Feral hog populations are increasing in size all across the U.S., and the state of Alabama is no different. As such, feral hog hunting in Alabama has taken off since the early 1990’s, when the increase in the number of hogs really took off. Feral hogs, although a tough adversary, should not be confused with game animals. Feral hogs are not native to Alabama, but they do compete directly with native animals for habitat, food and space. Hogs do make for good eating, but their rooting activity causes problems for many, many landowners, and they compete with other wildlife species for limited resources.
Feral hogs can be fun to hunt, but they are a nuisance and wild hogs should ever be stocked or released into new habitat. The eating habits of wild hogs are destructive. They are omnivorous, meaning they will eat most anything in their path, plant, animal or otherwise. Food habit studies have found that feral hogs will even eat whitetail deer, ground nesting birds, eggs, and snakes. Of course, hogs also eat acorns and other seed crops as well as food plots.
Feral hogs and white-tailed deer compete directly for food and space. The greatest competition between whitetail and feral hogs is during the fall for mast (acorns) crops. Hunters that have spent any amount of time in areas where both hogs and deer occur know that whitetail will often move away at the sight or smell of a hog, and deer will move away from food sources once hogs move in. Deer and hogs don’t mix well at feeders.

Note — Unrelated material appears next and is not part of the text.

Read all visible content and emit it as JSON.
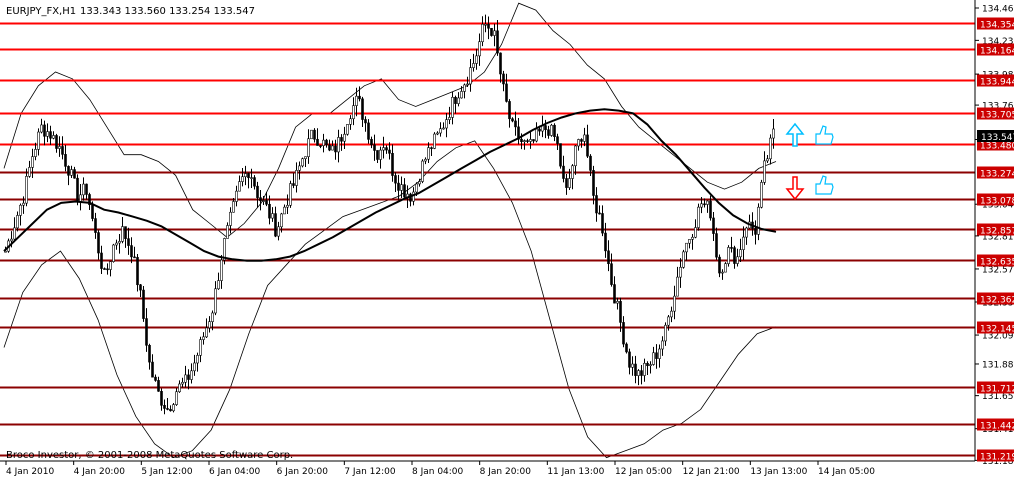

Feral hogs are prolific animals. In fact, hogs are capable of producing several litters of up to eight animals on an annual basis. Research has suggested that over 80% of the hog population must be killed each year for the hog population to remain stable. Landowners know that once a couple of hogs move in they tend to grow the population quite quickly. Once hogs are established in an area they are impossible to eradicate, but continuous hog hunting and hog trapping can help keep populations flat.
Feral hogs can often be found by hunters throughout the year, but they are easiest to pattern during the late winter and early spring. Hogs like thick, brushy habitat to hide in, but will feed just about anywhere, especially under the cover of darkness. Hogs eat on acorns during the fall and then turn to roots, grubs, and such during the winter. When food becomes more limited during the winter, hogs will increase their movements and can be patterned at food sources. Hogs can be seen any time of the day, but heavily-hunted populations tend to go nocturnal.
Hogs have poor eyesight as well as hearing, so hunters can often sneak up very close to animals while hog hunting in Alabama. This makes bowhunting for hogs quite fun, but hunters do have to play the wind correctly. Feral hogs have an excellent since of smell. It has been estimated that a feral hog‘s sense of smell is about 10 times more sensitive as a whitetail deer’s. And hunters know that a deer can smell pretty well. Feral hogs are smart animals that are difficult to control, fun to hunt and will be with us well into the future.